Economist Adam Ozimek of Upwork, who is behind the study, looked at the new changes in corporate structures since the pandemic began. “Since the onset of COVID-19 and the massive shift to remote work, however, many are considering life without a commute,” he wrote in the study.
Ozimek said: “To understand the impact of remote work on commutes, we surveyed 1,000 people currently working from home to see how much time they are saving sans commute. Of this group, 31.4% are working from home due to COVID and 15% were working from home prior to COVID.”
Essentially, the study found that the average American worker saved $2,000 each in car commuting since mid-March. “Of the COVID remote workers, 86% report having previously commuted by car and are now saving, on average, 46.3 minutes per day,” Ozimek said. “Altogether, we estimate that those post-COVID remote workers are saving 32.9 million hours of car commuting per day.”
Americans have seen a boost in productivity following a reduction in commuting, according to the study.
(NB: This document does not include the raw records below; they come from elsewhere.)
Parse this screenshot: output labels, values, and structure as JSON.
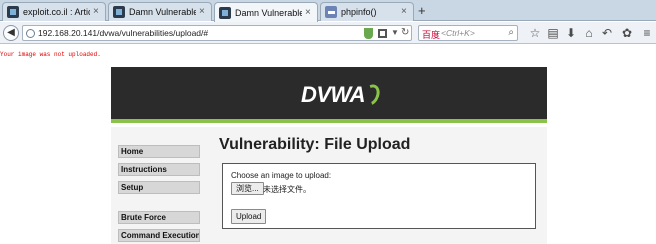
{
  "browser": {
    "tabs": [
      {
        "title": "exploit.co.il : Articles : Tu...",
        "active": false,
        "favicon": "site-favicon"
      },
      {
        "title": "Damn Vulnerable Web A...",
        "active": false,
        "favicon": "dvwa-favicon"
      },
      {
        "title": "Damn Vulnerable Web A...",
        "active": true,
        "favicon": "dvwa-favicon"
      },
      {
        "title": "phpinfo()",
        "active": false,
        "favicon": "php-favicon"
      }
    ],
    "new_tab_label": "+",
    "url": "192.168.20.141/dvwa/vulnerabilities/upload/#",
    "search_engine_label": "百度",
    "search_placeholder": "<Ctrl+K>",
    "icons": [
      "back-icon",
      "globe-icon",
      "shield-icon",
      "qr-icon",
      "dropdown-icon",
      "reload-icon",
      "search-icon",
      "star-icon",
      "reading-list-icon",
      "download-icon",
      "home-icon",
      "back-history-icon",
      "addon-icon",
      "menu-icon"
    ]
  },
  "page": {
    "error_message": "Your image was not uploaded.",
    "logo_text": "DVWA",
    "menu": [
      "Home",
      "Instructions",
      "Setup",
      "Brute Force",
      "Command Execution"
    ],
    "title": "Vulnerability: File Upload",
    "upload_form": {
      "label": "Choose an image to upload:",
      "browse_label": "浏览...",
      "no_file_text": "未选择文件。",
      "submit_label": "Upload"
    }
  },
  "colors": {
    "header_bg": "#2b2b2b",
    "accent": "#8bc34a",
    "error": "#e00000"
  }
}
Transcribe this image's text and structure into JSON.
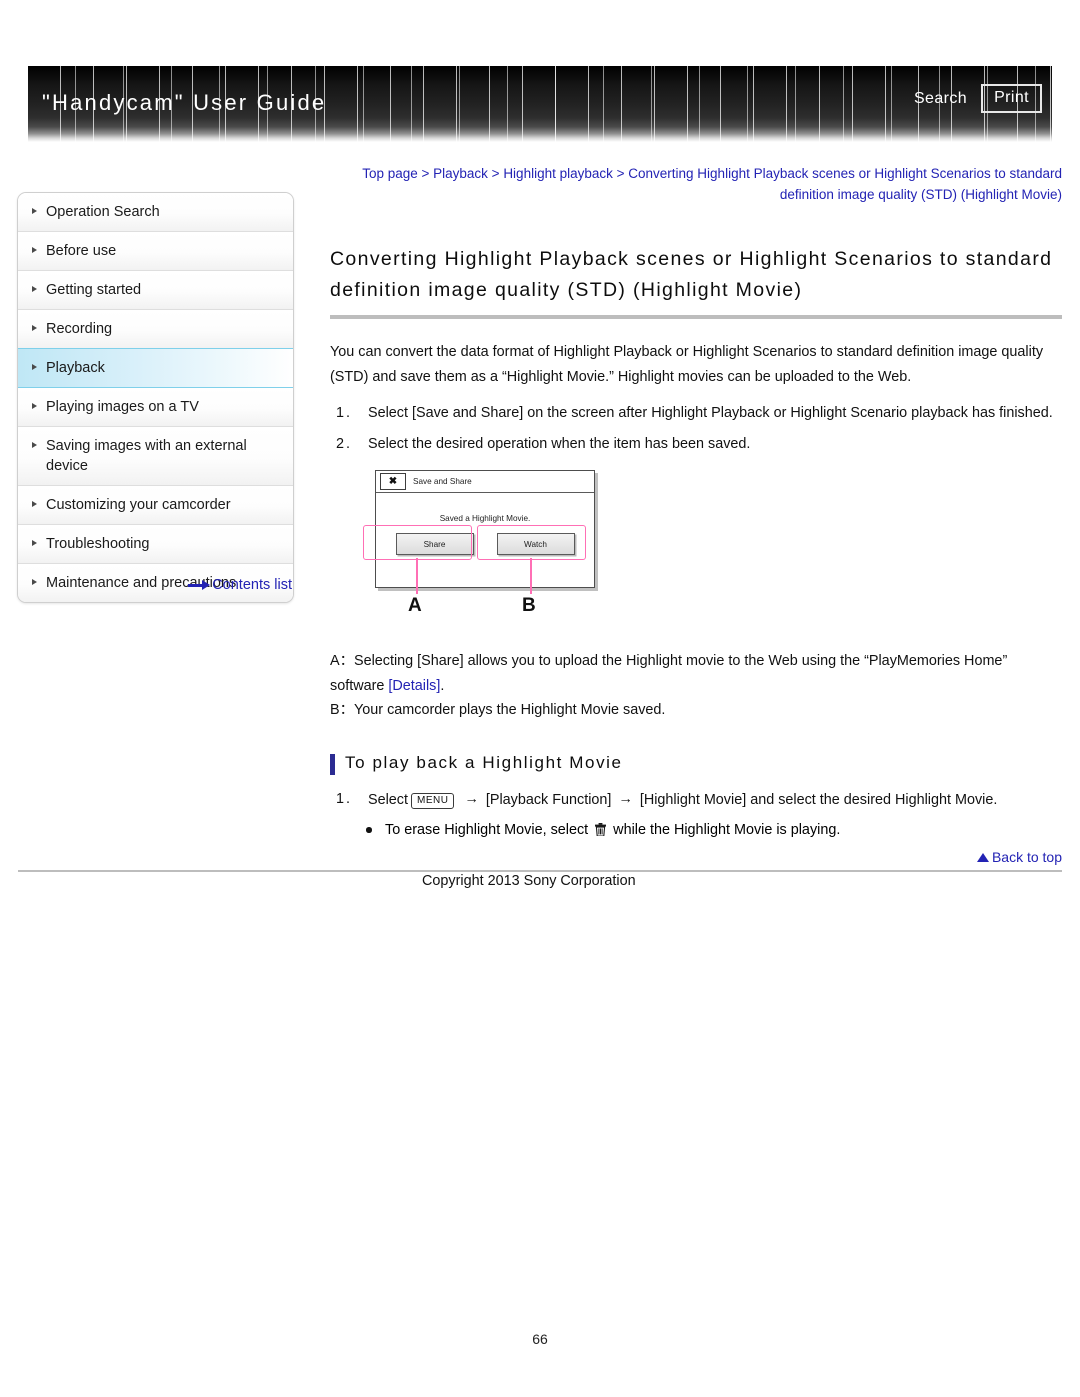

For every day of the pandemic, $183 million was saved in fuel alongside the costs of car maintenance and repairs, the study estimates.
It adds that fewer accidents and reduced pollution saved commuters a further $164 million while $411 million is the value of time saved. In effect, workers who used to drive to the office saved $758 million a day or over $90 billion since mid-March.
But these commuter savings have led to losses in public transportation. Last week, New York’s Metropolitan Transportation Authority (MTA) said it will be compelled to make job and service cuts if it doesn’t get federal aid.